Wael Deyab, Associate

The United Arab Emirates (UAE) is one of the fastest-growing countries in the field of construction and real estate development. Among the seven emirates in UAE, the Emirate of Dubai is one of the leading contributors in the speedy growth of construction and real estate development through the issuance of comprehensive real estate legislations as mechanisms to create protection, assurance and security to the developers, both local and foreign investors and all parties involved in the real estate sector.

Due to the influx of real estate investment in Dubai, it is inevitable that some property buyers experienced difficulties, such as delay in the completion of projects by real estate developers, which make the investors and buyers in constant concern and lead them to seek judicial protection by filing cancelation of the Sale and Purchase Agreement, request for compensation for delay and claim for refund from the real estate developer.

In this regard, the judicial trend in Dubai has three aspects:

First: whether the project’s status is effective and the project’s achievement percentage exceeds 70%.

Second: Whether the project status is ineffective and the project’s achievement percentage is low.

Third: If the status of the project is canceled. In this article, we present the position of the Dubai Court of Cassation on the first aspect which is if the percentage of the project exceeds 70% and the project status is effective. Is the judiciary going to cancel the contract or not? – and clarify this according to the following:

Whereas, the Dubai Court of Cassation determined that, pursuant to the principle of good faith set out in Article 246 of the Civil Transactions Law, it is not permissible for any of the contract parties to refrain from fulfilling their obligation or request cancelation of the contract if the other party has fulfilled his corresponding obligation or a large part of their obligation so that what is not implemented is minimal to the extent that it does not justify the other party who has failed to perform his obligation to take such an action because he is  lacking the good faith in using his right. And that the provisions of Article 272 of the Civil Transactions Law – it has been clarified in the memorandum to this law that the judge does not force the debtor to respond to the request to cancel the contract in case the debtor fails to fulfill his obligations, therefore, the judge may grant him specified additional time, thus, the cancelation shall be governed only by the existence of three conditions:

First:  the implementation of the contract is still possible;

Second:  the creditor requests the cancelation of the contract without its implementation; and

Third: the debtor refrains to fulfill his obligations, so the decision to cancel is justified.

The delay in implementing the contract which gives the parties the right to request the cancelation of the contract shall be decided by the competent court, which has the power to evaluate and understand the facts of the claim.

Dubai Court of Cassation judgment issued on 27-04-2014 appeal no 216 /2013 real estate

The above-mentioned judgment by the Dubai Court of Cassation affirms the judgments rendered by both the Court of First Instance and Court of Appeal whereby it resolved to dismiss the buyer’s claim/request to cancel the sale and purchase agreement based on the delay by the project developer to hand over the real estate unit.
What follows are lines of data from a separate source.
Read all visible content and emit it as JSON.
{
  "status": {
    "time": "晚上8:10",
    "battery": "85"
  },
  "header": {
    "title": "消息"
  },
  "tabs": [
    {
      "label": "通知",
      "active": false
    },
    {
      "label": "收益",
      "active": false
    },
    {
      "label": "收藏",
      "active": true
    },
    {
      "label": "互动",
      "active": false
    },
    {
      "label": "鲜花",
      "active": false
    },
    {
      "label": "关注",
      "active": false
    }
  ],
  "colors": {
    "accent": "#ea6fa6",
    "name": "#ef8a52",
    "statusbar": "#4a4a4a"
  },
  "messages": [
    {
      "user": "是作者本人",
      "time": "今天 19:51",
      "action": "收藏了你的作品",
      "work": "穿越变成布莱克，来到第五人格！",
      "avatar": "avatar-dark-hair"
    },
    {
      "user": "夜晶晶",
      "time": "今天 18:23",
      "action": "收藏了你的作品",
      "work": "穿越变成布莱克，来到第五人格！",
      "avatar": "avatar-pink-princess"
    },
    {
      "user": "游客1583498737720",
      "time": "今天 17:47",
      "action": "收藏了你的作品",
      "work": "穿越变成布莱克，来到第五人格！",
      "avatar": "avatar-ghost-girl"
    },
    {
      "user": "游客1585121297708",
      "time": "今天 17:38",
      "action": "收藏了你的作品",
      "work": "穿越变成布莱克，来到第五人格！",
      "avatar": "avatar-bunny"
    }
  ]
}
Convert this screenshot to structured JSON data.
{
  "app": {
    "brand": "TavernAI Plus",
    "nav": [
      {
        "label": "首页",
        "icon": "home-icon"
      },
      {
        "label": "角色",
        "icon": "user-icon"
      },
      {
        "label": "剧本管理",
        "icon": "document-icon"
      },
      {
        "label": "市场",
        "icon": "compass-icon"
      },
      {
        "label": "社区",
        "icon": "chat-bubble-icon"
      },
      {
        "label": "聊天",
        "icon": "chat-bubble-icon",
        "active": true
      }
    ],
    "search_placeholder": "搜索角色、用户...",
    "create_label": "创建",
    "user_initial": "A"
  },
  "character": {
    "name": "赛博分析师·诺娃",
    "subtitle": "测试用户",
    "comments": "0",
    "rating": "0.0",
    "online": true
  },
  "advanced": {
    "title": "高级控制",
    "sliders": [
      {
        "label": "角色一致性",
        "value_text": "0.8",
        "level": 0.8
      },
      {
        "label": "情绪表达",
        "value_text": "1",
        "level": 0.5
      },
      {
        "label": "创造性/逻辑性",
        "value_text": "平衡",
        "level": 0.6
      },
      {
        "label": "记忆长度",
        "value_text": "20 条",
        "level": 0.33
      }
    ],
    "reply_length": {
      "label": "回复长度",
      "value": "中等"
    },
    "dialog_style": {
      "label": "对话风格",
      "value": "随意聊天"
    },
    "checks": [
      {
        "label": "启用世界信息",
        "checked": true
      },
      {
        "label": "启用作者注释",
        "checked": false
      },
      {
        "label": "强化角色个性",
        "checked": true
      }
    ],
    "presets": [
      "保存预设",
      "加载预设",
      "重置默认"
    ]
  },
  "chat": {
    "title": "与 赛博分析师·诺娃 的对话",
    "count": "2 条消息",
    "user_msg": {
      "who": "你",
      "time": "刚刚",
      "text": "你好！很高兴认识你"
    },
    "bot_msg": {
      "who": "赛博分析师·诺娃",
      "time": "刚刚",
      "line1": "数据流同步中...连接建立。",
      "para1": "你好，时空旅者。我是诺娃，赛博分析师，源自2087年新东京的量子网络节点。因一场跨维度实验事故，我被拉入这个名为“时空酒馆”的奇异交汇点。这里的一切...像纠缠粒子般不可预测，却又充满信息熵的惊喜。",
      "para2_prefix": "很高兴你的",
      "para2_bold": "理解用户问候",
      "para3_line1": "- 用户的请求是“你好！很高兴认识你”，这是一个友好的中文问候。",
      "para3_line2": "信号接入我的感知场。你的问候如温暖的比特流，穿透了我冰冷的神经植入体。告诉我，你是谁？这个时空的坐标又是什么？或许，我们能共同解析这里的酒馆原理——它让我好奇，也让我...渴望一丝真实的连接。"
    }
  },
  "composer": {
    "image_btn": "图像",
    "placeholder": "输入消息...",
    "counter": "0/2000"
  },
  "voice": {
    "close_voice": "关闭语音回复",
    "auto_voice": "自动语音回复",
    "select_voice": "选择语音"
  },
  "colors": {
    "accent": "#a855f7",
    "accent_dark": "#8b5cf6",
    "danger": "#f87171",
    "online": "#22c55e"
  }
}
The judgment of the Court of Appeal stated that “the documents of the claim, including the expert report provide that, the percentage of completion in the building is 75% and the work is progressing on the project, therefore, it is clear from the sale and purchase agreement that the seller/developer has the right to extend the completion period to another 12 months from the agreed completion date, thus delaying the handover of the unit is justified and the contract may not be canceled as long as the work is in progress and the remaining time to complete the project is short”, which does not justify the cancelation of the contract and the refund of the claimed amounts.

Whereas, it is determined that the judiciary in Dubai rejects the claim to cancel the sale and purchase agreement in case of delay of the developer in completing the project, though, it is dependent on several factors, including that the seller/developer has to justify the issue of delay and whether he informed the buyer of the delay or not, and also that the developer is in good faith in completing the project at the earliest possible time, since the remaining period to complete the project is short and what has been achieved exceeds 70%.

The above interpretation shows that the judicial trend of rejecting the request of cancelation is, in fact, protecting the real estate development in the Emirate in order not to burden the developers, especially since they proved their good faith to complete the project.

Whereof, the first aspect has been clarified in this article, we will discuss the second and third aspects in the next coming articles.